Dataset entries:

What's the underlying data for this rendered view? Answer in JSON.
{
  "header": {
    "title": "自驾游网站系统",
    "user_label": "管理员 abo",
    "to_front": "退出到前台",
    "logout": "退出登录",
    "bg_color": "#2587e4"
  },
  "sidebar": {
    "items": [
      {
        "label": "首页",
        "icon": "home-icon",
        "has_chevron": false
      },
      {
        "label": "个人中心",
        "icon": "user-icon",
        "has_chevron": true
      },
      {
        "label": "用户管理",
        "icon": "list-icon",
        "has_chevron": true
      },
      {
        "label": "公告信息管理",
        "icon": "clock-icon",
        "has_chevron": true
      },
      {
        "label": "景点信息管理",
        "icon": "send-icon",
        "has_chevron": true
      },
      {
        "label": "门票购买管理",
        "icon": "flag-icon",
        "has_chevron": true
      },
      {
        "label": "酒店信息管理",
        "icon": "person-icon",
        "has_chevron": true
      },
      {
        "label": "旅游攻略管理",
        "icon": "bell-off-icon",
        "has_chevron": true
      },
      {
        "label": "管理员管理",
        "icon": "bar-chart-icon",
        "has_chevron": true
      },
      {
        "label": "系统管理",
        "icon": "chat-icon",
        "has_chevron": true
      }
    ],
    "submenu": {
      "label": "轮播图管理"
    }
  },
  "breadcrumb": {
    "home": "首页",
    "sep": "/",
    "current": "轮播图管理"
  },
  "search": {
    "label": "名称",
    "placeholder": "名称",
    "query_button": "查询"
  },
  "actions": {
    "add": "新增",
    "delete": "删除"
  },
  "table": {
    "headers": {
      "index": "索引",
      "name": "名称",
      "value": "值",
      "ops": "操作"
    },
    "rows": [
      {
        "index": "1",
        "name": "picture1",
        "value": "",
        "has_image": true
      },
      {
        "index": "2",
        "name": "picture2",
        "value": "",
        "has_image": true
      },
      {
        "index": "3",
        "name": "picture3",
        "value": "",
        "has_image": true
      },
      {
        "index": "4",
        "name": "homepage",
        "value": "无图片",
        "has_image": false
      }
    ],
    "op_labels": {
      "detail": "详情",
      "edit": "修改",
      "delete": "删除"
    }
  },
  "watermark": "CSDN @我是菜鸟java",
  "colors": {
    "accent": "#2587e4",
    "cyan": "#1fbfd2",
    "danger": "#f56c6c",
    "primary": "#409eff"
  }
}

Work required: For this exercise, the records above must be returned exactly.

Solution to the problem:
What's the underlying data for this rendered view? Answer in JSON.
{
  "header": {
    "title": "自驾游网站系统",
    "user_label": "管理员 abo",
    "to_front": "退出到前台",
    "logout": "退出登录",
    "bg_color": "#2587e4"
  },
  "sidebar": {
    "items": [
      {
        "label": "首页",
        "icon": "home-icon",
        "has_chevron": false
      },
      {
        "label": "个人中心",
        "icon": "user-icon",
        "has_chevron": true
      },
      {
        "label": "用户管理",
        "icon": "list-icon",
        "has_chevron": true
      },
      {
        "label": "公告信息管理",
        "icon": "clock-icon",
        "has_chevron": true
      },
      {
        "label": "景点信息管理",
        "icon": "send-icon",
        "has_chevron": true
      },
      {
        "label": "门票购买管理",
        "icon": "flag-icon",
        "has_chevron": true
      },
      {
        "label": "酒店信息管理",
        "icon": "person-icon",
        "has_chevron": true
      },
      {
        "label": "旅游攻略管理",
        "icon": "bell-off-icon",
        "has_chevron": true
      },
      {
        "label": "管理员管理",
        "icon": "bar-chart-icon",
        "has_chevron": true
      },
      {
        "label": "系统管理",
        "icon": "chat-icon",
        "has_chevron": true
      }
    ],
    "submenu": {
      "label": "轮播图管理"
    }
  },
  "breadcrumb": {
    "home": "首页",
    "sep": "/",
    "current": "轮播图管理"
  },
  "search": {
    "label": "名称",
    "placeholder": "名称",
    "query_button": "查询"
  },
  "actions": {
    "add": "新增",
    "delete": "删除"
  },
  "table": {
    "headers": {
      "index": "索引",
      "name": "名称",
      "value": "值",
      "ops": "操作"
    },
    "rows": [
      {
        "index": "1",
        "name": "picture1",
        "value": "",
        "has_image": true
      },
      {
        "index": "2",
        "name": "picture2",
        "value": "",
        "has_image": true
      },
      {
        "index": "3",
        "name": "picture3",
        "value": "",
        "has_image": true
      },
      {
        "index": "4",
        "name": "homepage",
        "value": "无图片",
        "has_image": false
      }
    ],
    "op_labels": {
      "detail": "详情",
      "edit": "修改",
      "delete": "删除"
    }
  },
  "watermark": "CSDN @我是菜鸟java",
  "colors": {
    "accent": "#2587e4",
    "cyan": "#1fbfd2",
    "danger": "#f56c6c",
    "primary": "#409eff"
  }
}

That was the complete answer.